It was just over 3 years when I crossed my 6th Ironman finish line in Lake Placid. Although every Ironman finish is worth celebrating, this one was extra special as it was the very first time that I raced for 140.6 miles with Karel on the course with me, and not on the sidelines cheering for me.
It was so much fun for us to share our race day stories with each other after the race. For the first time in 6 Ironmans, Karel actually understood all the emotions and feelings that happen during (and after) and Ironman.
2013 Ironman Lake Placid was a special race for many reasons but in looking back on the day when I told myself that "I gave my best effort ever", in order to qualify for my 3rd Ironman World Championship (just 10 weeks later), this picture below shows me how far I have come in just 3 years.
Karel on the left, me on the right.
This picture popped up on my memory feed on Facebook last week and the first thing that caught my eye was Karel's time.
I remember after the race in 2013, in the evening, I told Karel how incredible it was that he almost broke 10 hours in his first Ironman.
In my mind, covering 140.6 miles in the low ten hours was something that I never considered possible for my body and the thought of my husband doing it was insane.
And Karel was just 13 minutes away from breaking 9 hours at IM Austria!
Five Ironman finishes later after Ironman Lake Placid in 2013, I am now a 11x Ironman Ironman finisher, including 2 more Ironman World Championship finishes (4 total) and I have a 10:06.54 Ironman PR.... which still blows my mind that my body could race that fast,, for so long.

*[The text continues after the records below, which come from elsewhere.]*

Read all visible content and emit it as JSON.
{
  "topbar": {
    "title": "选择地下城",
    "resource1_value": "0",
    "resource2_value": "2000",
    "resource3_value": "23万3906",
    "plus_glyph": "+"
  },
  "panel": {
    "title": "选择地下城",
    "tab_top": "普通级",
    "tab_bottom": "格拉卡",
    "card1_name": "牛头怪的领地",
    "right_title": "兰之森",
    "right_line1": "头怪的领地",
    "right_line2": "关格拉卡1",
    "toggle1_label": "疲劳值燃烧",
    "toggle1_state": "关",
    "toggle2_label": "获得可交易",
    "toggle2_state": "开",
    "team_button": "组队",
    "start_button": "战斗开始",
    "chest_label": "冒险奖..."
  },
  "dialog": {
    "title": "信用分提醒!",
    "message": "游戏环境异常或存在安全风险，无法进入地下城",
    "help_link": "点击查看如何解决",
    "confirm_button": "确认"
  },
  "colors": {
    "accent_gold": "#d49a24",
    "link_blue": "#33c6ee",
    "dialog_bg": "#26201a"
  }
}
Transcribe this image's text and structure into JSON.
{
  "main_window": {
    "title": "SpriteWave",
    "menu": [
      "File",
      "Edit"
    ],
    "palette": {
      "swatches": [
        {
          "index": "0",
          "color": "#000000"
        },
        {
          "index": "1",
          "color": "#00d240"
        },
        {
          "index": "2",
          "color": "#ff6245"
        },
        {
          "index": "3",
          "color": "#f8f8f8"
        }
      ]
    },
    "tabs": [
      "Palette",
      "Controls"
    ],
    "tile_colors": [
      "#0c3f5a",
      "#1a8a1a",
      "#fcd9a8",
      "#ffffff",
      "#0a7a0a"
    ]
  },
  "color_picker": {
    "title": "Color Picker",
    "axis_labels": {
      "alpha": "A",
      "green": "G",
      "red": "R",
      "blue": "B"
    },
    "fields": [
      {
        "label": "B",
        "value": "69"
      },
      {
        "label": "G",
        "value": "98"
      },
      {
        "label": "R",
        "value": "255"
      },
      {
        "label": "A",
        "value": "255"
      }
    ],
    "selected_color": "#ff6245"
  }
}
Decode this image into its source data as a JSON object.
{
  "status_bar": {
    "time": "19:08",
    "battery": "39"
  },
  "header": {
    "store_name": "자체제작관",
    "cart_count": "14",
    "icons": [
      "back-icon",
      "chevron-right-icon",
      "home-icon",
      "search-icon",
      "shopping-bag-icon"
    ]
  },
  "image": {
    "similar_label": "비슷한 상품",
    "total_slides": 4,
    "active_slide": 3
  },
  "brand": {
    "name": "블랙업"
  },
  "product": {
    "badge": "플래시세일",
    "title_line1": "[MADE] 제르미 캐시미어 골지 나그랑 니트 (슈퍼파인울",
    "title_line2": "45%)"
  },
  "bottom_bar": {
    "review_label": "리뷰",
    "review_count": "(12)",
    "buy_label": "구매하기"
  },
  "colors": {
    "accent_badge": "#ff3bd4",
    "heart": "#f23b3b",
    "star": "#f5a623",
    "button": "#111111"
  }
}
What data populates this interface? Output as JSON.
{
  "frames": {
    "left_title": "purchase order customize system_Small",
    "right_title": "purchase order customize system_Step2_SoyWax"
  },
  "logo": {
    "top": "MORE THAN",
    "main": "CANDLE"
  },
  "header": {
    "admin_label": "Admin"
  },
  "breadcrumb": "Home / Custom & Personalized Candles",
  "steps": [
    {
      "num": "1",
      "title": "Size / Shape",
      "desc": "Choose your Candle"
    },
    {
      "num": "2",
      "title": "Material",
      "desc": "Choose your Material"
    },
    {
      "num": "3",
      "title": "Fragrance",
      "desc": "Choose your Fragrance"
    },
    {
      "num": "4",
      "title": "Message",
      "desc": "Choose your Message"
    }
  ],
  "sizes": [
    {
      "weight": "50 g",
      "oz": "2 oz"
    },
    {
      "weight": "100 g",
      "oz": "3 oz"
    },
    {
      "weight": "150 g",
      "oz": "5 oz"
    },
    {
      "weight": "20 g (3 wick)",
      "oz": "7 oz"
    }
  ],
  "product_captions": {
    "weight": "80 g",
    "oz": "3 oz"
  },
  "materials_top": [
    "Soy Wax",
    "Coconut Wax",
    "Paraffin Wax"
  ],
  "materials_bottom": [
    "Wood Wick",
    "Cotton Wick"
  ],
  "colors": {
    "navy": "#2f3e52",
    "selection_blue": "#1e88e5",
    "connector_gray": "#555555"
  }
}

Thank you body!
As an athlete, I feel it's important to never limit your potential as an athlete and to always believe that there is room for improvement.
If your sport ignites your emotions, fuels your motivation and keeps you hungry for improvements, there's no doubt that a breakthrough performance is coming your way.
You just have to believe it will come but you can't chase times, look for shortcuts or rush the process.
When you think about progress, it's not just the major breakthroughs that you should be wishing for but instead, focus on the small improvements that are necessary components in your personal athletic journey.
While you may be hoping for big gains in fitness so that you can get faster on race day, small steps in your development are important milestones and many times, they don't show as improvements in times (ex. faster times, paces, higher watts, etc.) but rather, it's something within you that makes you believe that you are improving.
It's far too easy to only be happy when you see a faster time but if you are constantly expecting too much, too quickly, you may find yourself not enjoying your personal journey and consequently, sabotaging a potentially great race day performance.
Every athlete is going to have setbacks and losses and many times, you are not going to see a faster time, despite making a lot of forward progress. But remember that it's the steps forward that accumulate over time, which help you become a smarter, wiser, stronger and perhaps even faster, overall athletically fit and prepared athlete.
I realize that every athlete is different in terms of fitness background, support from others, athletic goals, motivation, mental strength and work ethic, but I believe that to be a faster athlete, simply training with the mentality to get faster, is not a wise approach.
Many times this backfires with burnout, sickness and injuries.
I've accomplished a lot in the sport of triathlon with several best time performances, much of which I never thought was possible by my body, without training longer, training harder, chasing times, abiding by a specific diet/fueling trend or focusing on specific times, watts or paces.
Instead, I have directed a lot of my energy into training smart and putting a lot of my trust into the power in the following, which ultimately, has helped me take my fitness to that next level.
It only took 10 years but at 34 years old, I feel healthier, stronger, fitter, more energized and more resilient than ever before.
Using food for nourishment
Having a great relationship with food
Staying in great hormonal health
Committing to training
Stay present during workouts
Always warming up
Daily mobility work
Not skiping steps
Training and racing without expectations
Racing with a resilient body
Reaching out to professionals for help
Not being stubborn
Not giving up
Not wasting energy on what other athletes/pros are doing
Not being a trend follower
Accepting that setbacks are normal
Accepting that bad workouts are normal
Support from friends/family
Creating a strong body through year-round strength training
Getting stronger before trying to get faster and then getting longer
Selecting races appropriately
Planning/mapping out the season
Being willing to fail in order to succeed
Always feeling grateful
Never taking a day/workout for granted
Thanking the body - daily